South Berkeley Artist Profile 1
Maj-Britt (pronounced Mybritt) Mobrand is an expert weaver and teacher of weaving, and a founder member of the South Berkeley Artists. I used to drive past her very enticing Glimakra Weaving Studio, and wonder who worked there, and how they were making a living as a craft weaver in the 21st century. I was very fortunate to meet Maj-Britt, as part of the East Bay Open Studios 2012, and she shared some of her work and process with me. She came to the US in 1961 and learned to weave in classes at the Berkeley Adult School and in Sweden. It’s perhaps no surprise that she comes from a family of weavers and textile people from the south of Sweden.
The Code of Weaving
Many of her pieces are inspired by her love of jazz, and often use strong colors and abstract forms that seem to reflect her dual heritage as well as her love of practicality and order.
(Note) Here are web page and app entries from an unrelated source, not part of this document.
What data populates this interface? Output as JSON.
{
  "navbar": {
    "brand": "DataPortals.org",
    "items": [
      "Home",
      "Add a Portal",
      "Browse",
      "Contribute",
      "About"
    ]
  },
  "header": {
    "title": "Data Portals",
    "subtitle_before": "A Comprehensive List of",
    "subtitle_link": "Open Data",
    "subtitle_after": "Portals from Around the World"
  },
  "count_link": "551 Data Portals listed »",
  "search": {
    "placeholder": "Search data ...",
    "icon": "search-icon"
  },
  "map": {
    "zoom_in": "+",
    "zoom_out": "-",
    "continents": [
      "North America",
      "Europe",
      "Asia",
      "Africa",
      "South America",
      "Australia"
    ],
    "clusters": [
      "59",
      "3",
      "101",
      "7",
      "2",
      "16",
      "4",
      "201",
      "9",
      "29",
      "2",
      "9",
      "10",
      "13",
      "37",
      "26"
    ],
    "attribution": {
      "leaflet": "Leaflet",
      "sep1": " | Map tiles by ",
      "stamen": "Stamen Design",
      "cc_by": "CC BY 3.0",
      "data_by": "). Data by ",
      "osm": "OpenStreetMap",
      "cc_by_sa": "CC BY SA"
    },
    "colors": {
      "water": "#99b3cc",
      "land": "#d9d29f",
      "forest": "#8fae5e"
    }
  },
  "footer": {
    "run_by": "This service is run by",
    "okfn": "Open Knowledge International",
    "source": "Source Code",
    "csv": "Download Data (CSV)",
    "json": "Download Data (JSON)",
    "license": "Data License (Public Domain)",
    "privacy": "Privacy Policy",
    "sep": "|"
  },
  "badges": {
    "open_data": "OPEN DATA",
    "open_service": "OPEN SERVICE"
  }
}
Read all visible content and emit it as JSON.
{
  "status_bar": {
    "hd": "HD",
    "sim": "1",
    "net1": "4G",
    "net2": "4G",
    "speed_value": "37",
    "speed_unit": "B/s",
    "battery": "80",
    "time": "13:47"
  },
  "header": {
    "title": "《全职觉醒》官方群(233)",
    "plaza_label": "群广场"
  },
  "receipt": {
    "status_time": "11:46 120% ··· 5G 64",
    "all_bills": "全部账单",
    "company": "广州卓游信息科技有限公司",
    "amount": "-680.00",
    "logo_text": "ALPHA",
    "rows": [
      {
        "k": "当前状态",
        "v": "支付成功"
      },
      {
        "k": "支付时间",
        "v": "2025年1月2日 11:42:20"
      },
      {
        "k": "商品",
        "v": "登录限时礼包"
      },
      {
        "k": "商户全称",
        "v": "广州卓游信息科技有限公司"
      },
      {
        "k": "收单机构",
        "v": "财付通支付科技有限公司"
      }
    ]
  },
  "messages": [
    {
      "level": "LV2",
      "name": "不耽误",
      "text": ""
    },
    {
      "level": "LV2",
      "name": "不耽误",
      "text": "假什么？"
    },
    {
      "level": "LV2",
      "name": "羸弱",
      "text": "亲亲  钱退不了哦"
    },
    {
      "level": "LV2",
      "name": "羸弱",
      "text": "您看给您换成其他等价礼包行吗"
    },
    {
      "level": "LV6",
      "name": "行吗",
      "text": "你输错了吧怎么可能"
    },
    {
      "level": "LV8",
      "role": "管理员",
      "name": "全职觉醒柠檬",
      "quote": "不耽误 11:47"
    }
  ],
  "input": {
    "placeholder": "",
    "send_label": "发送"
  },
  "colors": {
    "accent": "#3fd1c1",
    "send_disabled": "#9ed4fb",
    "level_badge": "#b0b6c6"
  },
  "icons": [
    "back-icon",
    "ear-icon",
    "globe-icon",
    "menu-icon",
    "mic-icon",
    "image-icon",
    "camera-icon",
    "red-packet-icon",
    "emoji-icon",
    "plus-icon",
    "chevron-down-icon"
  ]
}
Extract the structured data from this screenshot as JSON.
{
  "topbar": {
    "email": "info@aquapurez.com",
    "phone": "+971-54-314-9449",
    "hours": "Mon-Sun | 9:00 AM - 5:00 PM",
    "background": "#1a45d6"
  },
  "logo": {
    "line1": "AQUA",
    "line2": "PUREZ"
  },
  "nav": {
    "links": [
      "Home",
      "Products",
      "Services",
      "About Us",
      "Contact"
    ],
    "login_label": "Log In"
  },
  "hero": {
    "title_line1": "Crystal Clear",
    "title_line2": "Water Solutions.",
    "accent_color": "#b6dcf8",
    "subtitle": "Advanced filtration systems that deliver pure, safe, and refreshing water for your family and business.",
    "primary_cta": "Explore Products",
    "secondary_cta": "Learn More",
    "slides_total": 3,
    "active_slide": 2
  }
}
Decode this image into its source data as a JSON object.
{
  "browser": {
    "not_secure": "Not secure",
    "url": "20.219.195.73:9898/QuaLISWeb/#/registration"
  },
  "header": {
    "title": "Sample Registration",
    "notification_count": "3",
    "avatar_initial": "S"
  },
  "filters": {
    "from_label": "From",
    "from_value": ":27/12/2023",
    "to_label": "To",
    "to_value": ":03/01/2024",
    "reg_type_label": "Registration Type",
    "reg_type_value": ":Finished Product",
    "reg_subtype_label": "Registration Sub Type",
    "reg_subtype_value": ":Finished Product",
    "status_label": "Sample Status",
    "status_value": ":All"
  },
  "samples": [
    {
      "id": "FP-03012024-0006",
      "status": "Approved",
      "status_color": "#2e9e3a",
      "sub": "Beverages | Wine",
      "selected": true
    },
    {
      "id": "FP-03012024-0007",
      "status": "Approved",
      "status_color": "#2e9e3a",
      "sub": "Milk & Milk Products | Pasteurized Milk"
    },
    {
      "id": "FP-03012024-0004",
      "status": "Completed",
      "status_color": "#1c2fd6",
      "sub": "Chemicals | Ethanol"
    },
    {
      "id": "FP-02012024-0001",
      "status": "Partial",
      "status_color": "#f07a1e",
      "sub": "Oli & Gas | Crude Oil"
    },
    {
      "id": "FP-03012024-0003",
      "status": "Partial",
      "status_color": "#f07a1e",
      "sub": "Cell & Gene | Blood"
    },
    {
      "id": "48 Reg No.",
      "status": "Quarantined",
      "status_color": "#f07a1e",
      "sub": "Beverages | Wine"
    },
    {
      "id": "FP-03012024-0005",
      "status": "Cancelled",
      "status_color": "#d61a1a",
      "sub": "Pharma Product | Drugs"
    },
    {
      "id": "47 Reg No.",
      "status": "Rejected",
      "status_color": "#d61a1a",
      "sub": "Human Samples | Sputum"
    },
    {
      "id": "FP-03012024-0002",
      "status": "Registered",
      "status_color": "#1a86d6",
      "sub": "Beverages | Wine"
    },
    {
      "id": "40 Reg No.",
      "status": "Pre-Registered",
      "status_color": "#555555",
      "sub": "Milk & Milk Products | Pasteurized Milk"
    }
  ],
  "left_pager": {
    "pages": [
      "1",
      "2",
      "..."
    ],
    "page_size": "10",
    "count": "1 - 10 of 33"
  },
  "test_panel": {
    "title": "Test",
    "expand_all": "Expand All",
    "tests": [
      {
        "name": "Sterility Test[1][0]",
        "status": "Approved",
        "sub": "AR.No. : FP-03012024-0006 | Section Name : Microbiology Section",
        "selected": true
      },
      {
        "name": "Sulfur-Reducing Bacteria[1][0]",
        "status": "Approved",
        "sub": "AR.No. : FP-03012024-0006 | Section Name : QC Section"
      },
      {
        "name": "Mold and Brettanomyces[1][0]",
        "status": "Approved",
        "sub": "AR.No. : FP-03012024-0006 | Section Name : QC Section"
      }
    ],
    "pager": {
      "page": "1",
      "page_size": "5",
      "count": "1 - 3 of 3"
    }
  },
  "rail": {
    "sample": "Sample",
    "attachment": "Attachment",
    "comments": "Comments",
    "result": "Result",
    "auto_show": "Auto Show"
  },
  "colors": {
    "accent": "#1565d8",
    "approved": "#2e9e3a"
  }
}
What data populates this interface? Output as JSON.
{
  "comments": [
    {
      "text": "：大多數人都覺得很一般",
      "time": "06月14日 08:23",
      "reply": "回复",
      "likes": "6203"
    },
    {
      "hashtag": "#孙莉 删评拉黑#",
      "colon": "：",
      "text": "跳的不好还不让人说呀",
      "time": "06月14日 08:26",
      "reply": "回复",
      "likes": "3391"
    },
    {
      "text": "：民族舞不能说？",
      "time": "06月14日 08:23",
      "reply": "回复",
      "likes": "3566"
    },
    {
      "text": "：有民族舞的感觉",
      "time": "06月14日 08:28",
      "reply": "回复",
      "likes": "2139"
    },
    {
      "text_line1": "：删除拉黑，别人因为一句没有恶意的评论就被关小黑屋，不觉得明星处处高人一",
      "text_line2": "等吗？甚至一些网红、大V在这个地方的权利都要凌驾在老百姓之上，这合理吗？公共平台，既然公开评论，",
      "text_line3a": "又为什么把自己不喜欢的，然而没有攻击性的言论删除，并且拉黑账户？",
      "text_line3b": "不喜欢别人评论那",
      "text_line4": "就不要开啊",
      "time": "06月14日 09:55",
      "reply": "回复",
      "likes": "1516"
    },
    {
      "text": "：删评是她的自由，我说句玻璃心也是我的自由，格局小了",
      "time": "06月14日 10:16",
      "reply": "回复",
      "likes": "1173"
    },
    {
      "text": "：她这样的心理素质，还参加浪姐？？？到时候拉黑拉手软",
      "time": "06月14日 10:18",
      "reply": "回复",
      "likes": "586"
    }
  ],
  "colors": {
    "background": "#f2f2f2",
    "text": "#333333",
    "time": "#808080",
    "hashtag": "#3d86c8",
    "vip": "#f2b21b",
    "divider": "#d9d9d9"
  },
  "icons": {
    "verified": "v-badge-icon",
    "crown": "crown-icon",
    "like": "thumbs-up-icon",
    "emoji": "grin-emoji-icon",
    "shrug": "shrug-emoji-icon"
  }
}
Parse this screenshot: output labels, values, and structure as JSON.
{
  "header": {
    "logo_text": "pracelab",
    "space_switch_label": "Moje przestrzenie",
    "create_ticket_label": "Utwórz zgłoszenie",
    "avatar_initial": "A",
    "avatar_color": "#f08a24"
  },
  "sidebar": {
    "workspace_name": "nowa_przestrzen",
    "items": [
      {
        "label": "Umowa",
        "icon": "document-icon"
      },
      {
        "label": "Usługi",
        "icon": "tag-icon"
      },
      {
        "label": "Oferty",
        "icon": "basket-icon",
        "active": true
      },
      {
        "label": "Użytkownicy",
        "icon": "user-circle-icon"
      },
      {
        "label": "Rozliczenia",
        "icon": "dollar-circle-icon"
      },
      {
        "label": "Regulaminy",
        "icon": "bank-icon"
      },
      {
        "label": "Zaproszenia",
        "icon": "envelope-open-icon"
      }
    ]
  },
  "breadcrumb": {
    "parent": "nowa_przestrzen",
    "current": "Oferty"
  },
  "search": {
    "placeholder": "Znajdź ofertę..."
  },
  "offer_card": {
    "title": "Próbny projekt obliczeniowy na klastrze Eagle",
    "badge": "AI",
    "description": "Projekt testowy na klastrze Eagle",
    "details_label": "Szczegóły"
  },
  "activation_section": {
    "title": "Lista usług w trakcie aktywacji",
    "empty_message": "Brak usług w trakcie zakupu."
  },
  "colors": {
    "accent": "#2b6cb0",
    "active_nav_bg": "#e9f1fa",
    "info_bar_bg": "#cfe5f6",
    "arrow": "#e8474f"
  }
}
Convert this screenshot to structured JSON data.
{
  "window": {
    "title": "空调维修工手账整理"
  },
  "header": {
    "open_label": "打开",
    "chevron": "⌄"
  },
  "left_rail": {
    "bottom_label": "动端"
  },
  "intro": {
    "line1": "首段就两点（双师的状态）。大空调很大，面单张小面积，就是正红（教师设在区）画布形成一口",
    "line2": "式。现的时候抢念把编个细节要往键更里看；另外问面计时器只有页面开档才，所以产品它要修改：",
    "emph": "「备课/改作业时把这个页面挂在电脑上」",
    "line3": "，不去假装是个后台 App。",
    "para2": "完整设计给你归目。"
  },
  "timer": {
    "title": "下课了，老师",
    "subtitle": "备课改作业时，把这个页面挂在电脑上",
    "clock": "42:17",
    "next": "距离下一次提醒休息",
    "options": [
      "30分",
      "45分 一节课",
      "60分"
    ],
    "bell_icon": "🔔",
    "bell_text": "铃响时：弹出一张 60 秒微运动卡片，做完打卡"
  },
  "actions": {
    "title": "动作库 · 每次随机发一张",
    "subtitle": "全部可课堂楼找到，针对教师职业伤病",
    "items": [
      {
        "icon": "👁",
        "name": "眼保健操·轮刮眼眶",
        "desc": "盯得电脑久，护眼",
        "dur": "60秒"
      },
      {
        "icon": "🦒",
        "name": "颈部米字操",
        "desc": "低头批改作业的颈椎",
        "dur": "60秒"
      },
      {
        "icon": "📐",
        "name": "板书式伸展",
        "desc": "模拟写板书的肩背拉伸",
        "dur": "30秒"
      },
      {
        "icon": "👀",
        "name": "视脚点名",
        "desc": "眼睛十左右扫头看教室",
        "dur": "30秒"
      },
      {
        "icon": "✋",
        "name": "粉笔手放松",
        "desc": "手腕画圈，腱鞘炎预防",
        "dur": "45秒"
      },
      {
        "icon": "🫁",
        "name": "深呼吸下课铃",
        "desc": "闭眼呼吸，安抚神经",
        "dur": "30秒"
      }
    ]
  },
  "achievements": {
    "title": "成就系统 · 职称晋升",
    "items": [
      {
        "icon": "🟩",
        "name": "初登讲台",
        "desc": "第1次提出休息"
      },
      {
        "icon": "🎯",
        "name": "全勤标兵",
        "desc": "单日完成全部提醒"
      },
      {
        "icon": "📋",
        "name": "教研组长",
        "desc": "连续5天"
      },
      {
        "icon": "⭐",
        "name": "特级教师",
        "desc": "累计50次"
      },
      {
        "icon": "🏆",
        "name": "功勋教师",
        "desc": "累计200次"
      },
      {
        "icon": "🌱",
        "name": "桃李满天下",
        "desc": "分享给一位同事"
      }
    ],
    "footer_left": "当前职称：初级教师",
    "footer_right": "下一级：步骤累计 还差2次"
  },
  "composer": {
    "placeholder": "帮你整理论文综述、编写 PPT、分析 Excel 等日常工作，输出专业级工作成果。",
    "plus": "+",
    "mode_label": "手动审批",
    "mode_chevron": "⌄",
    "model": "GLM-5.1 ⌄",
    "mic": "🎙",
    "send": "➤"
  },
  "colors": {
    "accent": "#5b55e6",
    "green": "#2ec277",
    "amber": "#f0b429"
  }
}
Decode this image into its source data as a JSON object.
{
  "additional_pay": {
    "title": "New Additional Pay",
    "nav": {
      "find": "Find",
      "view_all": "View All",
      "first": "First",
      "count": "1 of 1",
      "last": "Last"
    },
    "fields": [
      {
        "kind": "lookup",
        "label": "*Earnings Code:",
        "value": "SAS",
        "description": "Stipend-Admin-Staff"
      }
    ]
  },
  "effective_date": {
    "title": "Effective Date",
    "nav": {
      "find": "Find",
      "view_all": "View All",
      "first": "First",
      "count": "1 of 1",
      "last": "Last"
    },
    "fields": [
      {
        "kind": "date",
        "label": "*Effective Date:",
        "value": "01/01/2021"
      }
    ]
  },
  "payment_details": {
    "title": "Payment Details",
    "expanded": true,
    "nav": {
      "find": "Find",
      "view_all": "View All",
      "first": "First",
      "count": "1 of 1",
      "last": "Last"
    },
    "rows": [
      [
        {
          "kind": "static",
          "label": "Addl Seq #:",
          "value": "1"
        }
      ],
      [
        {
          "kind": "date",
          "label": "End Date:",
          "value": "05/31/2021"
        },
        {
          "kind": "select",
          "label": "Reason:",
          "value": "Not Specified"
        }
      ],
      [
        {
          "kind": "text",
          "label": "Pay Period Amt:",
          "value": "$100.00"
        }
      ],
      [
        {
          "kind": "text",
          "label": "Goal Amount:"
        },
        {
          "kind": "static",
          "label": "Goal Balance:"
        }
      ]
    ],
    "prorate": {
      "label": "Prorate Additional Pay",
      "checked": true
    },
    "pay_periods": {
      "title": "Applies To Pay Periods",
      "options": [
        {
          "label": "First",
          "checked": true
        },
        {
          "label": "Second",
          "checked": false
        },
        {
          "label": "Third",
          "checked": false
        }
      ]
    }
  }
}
Maj-Britt explained that the weaving loom was a precursor of the computer and I began to understand and marvel even more at the parallels and relationships between mathematics, music and weaving. She often uses complex repetitive, graduated rhythms, varied textures and subtle color progressions, though some pieces are more subdued and earthy. I noticed as she worked in her studio, that even the sound of the loom in operation has its own soothing musicality. “You start a weaving and see where it will take you” she told me.
Being a craftsperson and artist can often be a solitary and all-absorbing activity but Maj-Britt also teaches and is not shy about bringing her art to the streets. The vintage image above dates from the 1970s when the Berkeley Coop was in full swing, and note that she still wears that groovy hand-woven dress.
One large abstract piece welcomes visitors to the studio. “Watermelon Man”, a well-known Herbie Hancock track, began life as a small watercolor by one of her grand-daughters and she found it so unusual and wonderful she wanted to use it as the basis for a larger work. The original design was quite small and Maj-Britt had to enlarge it to make a huge and distinctive weaving at 48″ x 58′.
In addition to the freeform weaving shown here, she also takes commissions and produces beautiful hand-woven scarves and wraps in a myriad of colors and combinations.
A short blog post can only be a taster of her work, and photographs do not easily reveal the variety of colors and textures or the beautiful natural yarns that Maj-Britt uses and so I urge you to visit her studio during one of the weekends of East Bay Open Studios, June 1,2 and 8,9 2013.
Her studio is at 2728 Martin Luther King Junior Way, Berkeley 94703, or call 510 549 0326. You can email her at firstname.lastname@example.org